One must also choose a correct standard of transcription or translitteration. The old standards were different whether you were English, French, Spanish or Dutch... For example, the brief a of Hindi is pronounced somewhat like [ʌ] in English, and English people noted it as u when French people noted it as e or a. This is why we have Punjab in English and Pendjab in French.

Names should be checked in the most recent dictionaries (if they exist), which use the correct standards and give the translitterated forms of words. Unfortunately, very few languages benefit from such good dictionaries.

Some languages such as Turkish changed their writing system in time. The result is that a name in Ottoman Turkish is written in Arabic script and transcribed following the Arabic rules, whereas a name in contemporary Turkish is written according to the standard used by the Turkish people. The same name may thus appear under two different forms.

Situations of diglossia

In all languages, we find several levels of language. There is diglossia when those levels corrrespond to variants of the same language (which is the case of Arabic, Norwegian, modern Greek) or to different languages (case of creolophone countries). In a situation of diglossia, an important fraction of speakers master both language forms and shift from one to the other according to the situation. The result is that both language forms constantly influence each other and that borrowings are quite systematic. We can speak of Siamese names, that are difficult to separate.
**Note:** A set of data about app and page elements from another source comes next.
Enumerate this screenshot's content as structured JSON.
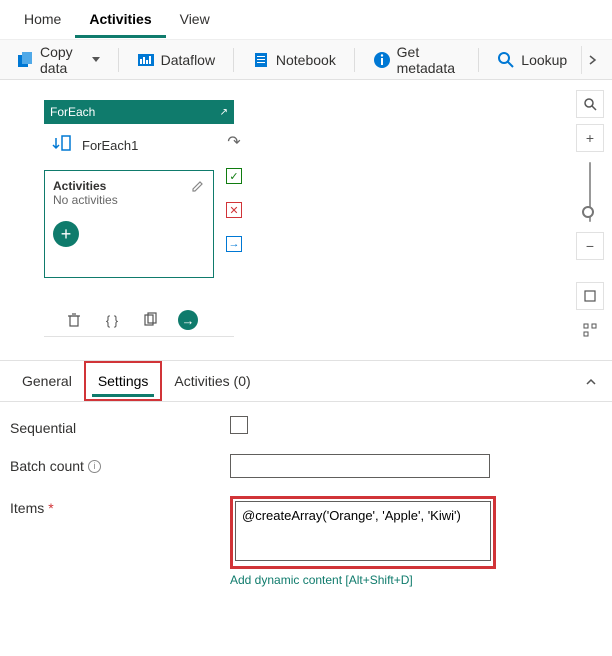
{
  "topnav": {
    "items": [
      "Home",
      "Activities",
      "View"
    ],
    "activeIndex": 1
  },
  "toolbar": {
    "copy_data": "Copy data",
    "dataflow": "Dataflow",
    "notebook": "Notebook",
    "get_metadata": "Get metadata",
    "lookup": "Lookup"
  },
  "node": {
    "type_label": "ForEach",
    "instance_name": "ForEach1",
    "activities_title": "Activities",
    "activities_sub": "No activities"
  },
  "tabs": {
    "general": "General",
    "settings": "Settings",
    "activities": "Activities (0)"
  },
  "settings": {
    "sequential_label": "Sequential",
    "batch_count_label": "Batch count",
    "batch_count_value": "",
    "items_label": "Items",
    "items_value": "@createArray('Orange', 'Apple', 'Kiwi')",
    "dynamic_link": "Add dynamic content [Alt+Shift+D]"
  }
}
The issue of chosing a name and its written form often becomes a hot political issue. Shall we write a creole by using the graphical conventions of the local communication language (English, French...), or shall we adopt an autonomous (and more phonetic) standard? From a pragmatic point of view, we can consider that such names do exist with a double status, creole and regional French or English, and that it is worth mentioning both. Moreover, this option facilitates searching and understanding the meaning of names. For example, it is useful to know that creole from Guadeloupe and Martinique bwa corresponds to French bois (with the same pronounciation) and so English wood, and that bwi corresponds to buis (En: box tree).

Meaning of names
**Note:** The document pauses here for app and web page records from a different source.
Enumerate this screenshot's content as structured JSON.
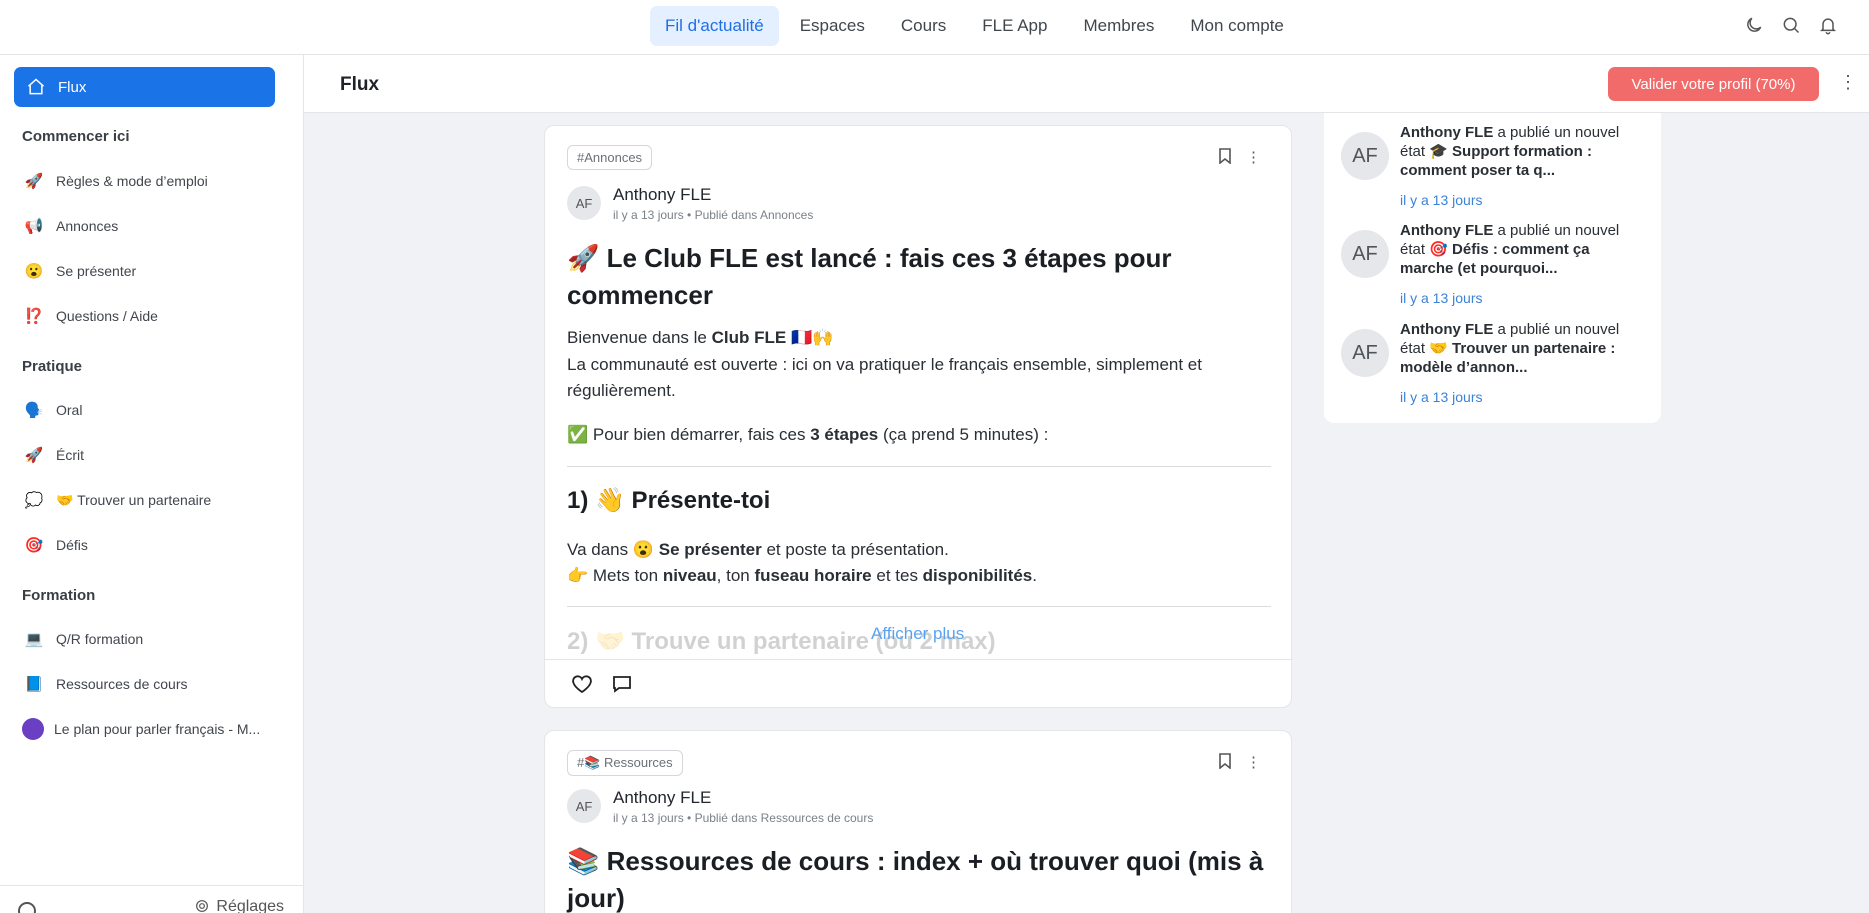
{
  "topnav": {
    "links": [
      "Fil d'actualité",
      "Espaces",
      "Cours",
      "FLE App",
      "Membres",
      "Mon compte"
    ],
    "icons": [
      "moon-icon",
      "search-icon",
      "bell-icon"
    ]
  },
  "sidebar": {
    "active": "Flux",
    "sections": {
      "start": "Commencer ici",
      "practice": "Pratique",
      "training": "Formation"
    },
    "items": [
      {
        "emoji": "🚀",
        "label": "Règles & mode d’emploi"
      },
      {
        "emoji": "📢",
        "label": "Annonces"
      },
      {
        "emoji": "😮",
        "label": "Se présenter"
      },
      {
        "emoji": "⁉️",
        "label": "Questions / Aide"
      },
      {
        "emoji": "🗣️",
        "label": "Oral"
      },
      {
        "emoji": "🚀",
        "label": "Écrit"
      },
      {
        "emoji": "💭",
        "label": "🤝 Trouver un partenaire"
      },
      {
        "emoji": "🎯",
        "label": "Défis"
      },
      {
        "emoji": "💻",
        "label": "Q/R formation"
      },
      {
        "emoji": "📘",
        "label": "Ressources de cours"
      },
      {
        "emoji": "",
        "label": "Le plan pour parler français - M..."
      }
    ],
    "footer_settings": "Réglages"
  },
  "header": {
    "title": "Flux",
    "cta": "Valider votre profil (70%)"
  },
  "posts": [
    {
      "tag": "#Annonces",
      "avatar": "AF",
      "author": "Anthony FLE",
      "meta": "il y a 13 jours • Publié dans Annonces",
      "title": "🚀 Le Club FLE est lancé : fais ces 3 étapes pour commencer",
      "welcome_prefix": "Bienvenue dans le ",
      "welcome_bold": "Club FLE",
      "welcome_suffix": " 🇫🇷🙌",
      "intro": "La communauté est ouverte : ici on va pratiquer le français ensemble, simplement et régulièrement.",
      "steps_prefix": "✅ Pour bien démarrer, fais ces ",
      "steps_bold": "3 étapes",
      "steps_suffix": " (ça prend 5 minutes) :",
      "step1_title": "1) 👋 Présente-toi",
      "step1_line1_prefix": "Va dans 😮 ",
      "step1_line1_bold": "Se présenter",
      "step1_line1_suffix": " et poste ta présentation.",
      "step1_line2_a": "👉 Mets ton ",
      "step1_line2_b": "niveau",
      "step1_line2_c": ", ton ",
      "step1_line2_d": "fuseau horaire",
      "step1_line2_e": " et tes ",
      "step1_line2_f": "disponibilités",
      "step1_line2_g": ".",
      "step2_title": "2) 🤝 Trouve un partenaire (ou 2 max)",
      "show_more": "Afficher plus"
    },
    {
      "tag": "#📚 Ressources",
      "avatar": "AF",
      "author": "Anthony FLE",
      "meta": "il y a 13 jours • Publié dans Ressources de cours",
      "title": "📚 Ressources de cours : index + où trouver quoi (mis à jour)"
    }
  ],
  "activity": [
    {
      "avatar": "AF",
      "author": "Anthony FLE",
      "action": " a publié un nouvel état ",
      "subject": "🎓 Support formation : comment poser ta q...",
      "time": "il y a 13 jours"
    },
    {
      "avatar": "AF",
      "author": "Anthony FLE",
      "action": " a publié un nouvel état ",
      "subject": "🎯 Défis : comment ça marche (et pourquoi...",
      "time": "il y a 13 jours"
    },
    {
      "avatar": "AF",
      "author": "Anthony FLE",
      "action": " a publié un nouvel état ",
      "subject": "🤝 Trouver un partenaire : modèle d’annon...",
      "time": "il y a 13 jours"
    }
  ]
}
The study of name meanings is part of semantics (for linguists) or popular taxonomy (for ethnobotanists). A popular taxonomy forms a more or less coherent system (at the level of a group of speakers), but there is no reason why it should copy exactly scientific taxonomy. Plants bearing a popular name should of course be carefully identified, but some names don't apply to taxa, but to ethnotaxa, or even to a class of uses.

In the case of fruit trees, many languages distinguish the name of the tree (which can be then considered as the taxon name) and the name of the fruit. This must be stressed.

examples :

  • French : cerisier m. / cerise f.
  • German : Kirshbaum m. / Kirsche f.
  • Spanish : cerezo m. / cereza f.
  • Italian : ciliegio m. / ciliegia f.

The use is different in English , as cherry is both the fruit name and the taxon name. When the tree is intended, cherry tree is used (or bush, vine if relevant).

In the (French-written) creole of la Réunion, we have :

  • Psidium guajava L. : pied de goyave (tree) / goyave (fruit)
  • Psidium littorale Raddi : pied de goyavier (tree) / goyavier (fruit)

In languages with nominal classes such as Bantu languages (see Plant names in Swahili), tree and fruit bear names belonging to different classes.

In some cases, a name form designates the plant and another the product.

examples :

  • German of Austria : Sprossenkohl (the plant Brussels sprouts, litt. 'sprouting cabbage' / Kohlsprossen (the product, 'cabbage sprouts')
  • Italian : broccolo m. sg., cavolo broccolo m. sg. (the plant brocoli) / broccoli m. pl., broccoletti m. pl. (the product, i.e. the cut sprouts)
  • French : pois m. sg. (the plant) / petits pois m. pl. the immature product of a particular cultivar group).

In this last case, we can observe a tendency of many Francophones to name the species "petit pois".